Are you getting too much rest, Sleeping Beauty?
It's mid-July, which means you’re finally in the groove of summer—you’ve been eating well, swimming every chance you get and hanging with your besties every day. Most importantly, though, having three months of free time means this: no dreadful alarm clock going off at 7 a.m. Not a complaint in the world, right? Well...
Although sleeping as long as you want sometimes feels great, it can actually be associated with negative symptoms that will make you feel worse in the long run. According to WebMD, sleeping too much on a regular basis can lead to symptoms of depression, anxiety, low levels of energy or even loss of memory. There are also other medical conditions that might occur as a result of sleeping too much, such as headaches and back pain.
So how much should you be sleeping? And when is it okay to sleep "all day?" The amount of sleep you need every night differs from person to person. People who are recovering from an illness need more sleep than others in order to fight off an infection and feel better. At the same time, someone with sleeping difficulties such as sleep apnea might require more sleep to feel well rested the next day. Those who are exercising heavily also need to rest a bit more to allow muscles to recover overnight.
The following list, as given by the National Sleep Foundation, explains the recommended average amount of sleep you should be getting each night depending upon your age:

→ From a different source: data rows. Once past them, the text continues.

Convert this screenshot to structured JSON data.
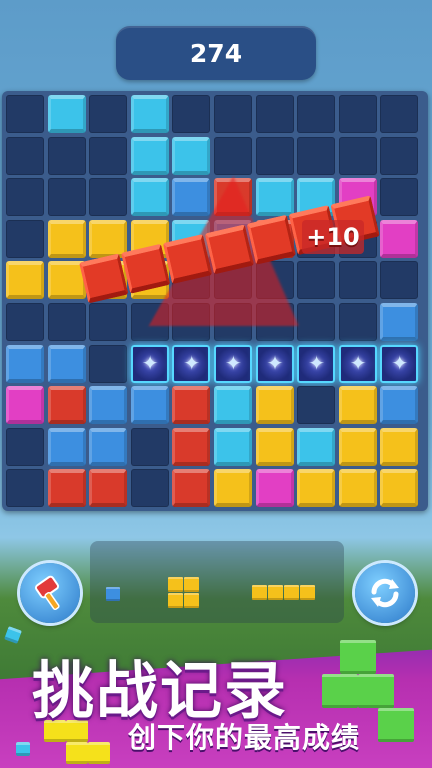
{
  "score": "274",
  "combo_popup": "+10",
  "banner": {
    "title": "挑战记录",
    "subtitle": "创下你的最高成绩"
  },
  "colors": {
    "cyan": "#3cc3ea",
    "blue": "#3d8fe0",
    "red": "#d93a2b",
    "yellow": "#f5c11b",
    "magenta": "#e23fc4",
    "board": "#223a66"
  },
  "controls": {
    "left_button_icon": "hammer-icon",
    "right_button_icon": "refresh-icon"
  },
  "next_pieces": [
    "single-blue-square",
    "yellow-2x2-square",
    "yellow-1x4-line"
  ]
}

Ages 1-2: 11-14 hours
Ages 3-5: 10-13 hours
Ages 6-13: 9-11 hours
Ages 14-17: 8-10 hours
Ages 18-25: 7-9 hours
Ages 26-64: 7-9 hours
Ages 65+: 7-8 hours
As you can see, infants are the only people who should be getting more than 12 hours of sleep in a night. If you’ve been sleeping from midnight to noon most days this summer and have been feeling sluggish, funnily enough, sleeping might actually be the cause. Try setting an alarm for the morning right before you fall asleep—if you’re 15 years old, set your alarm for nine hours later to ensure you’ll be getting the right amount of sleep. Although it might be difficult to wake up to your alarm at first, you’ll start to realize you’ll actually feel better and more awake once you’re receiving the right amount of sleep.
There’s also an added bonus to getting the recommended amount of sleep and getting up earlier: you can do something productive during the time you would otherwise have been sleeping. Take your dogs for a walk, go to brunch with your friends or get some homework done for your summer classes. Just keep in mind: if you’ve been feeling extra tired, sleeping more isn’t always the solution.
How much do you sleep each night? Do you feel like you need more or less sleep?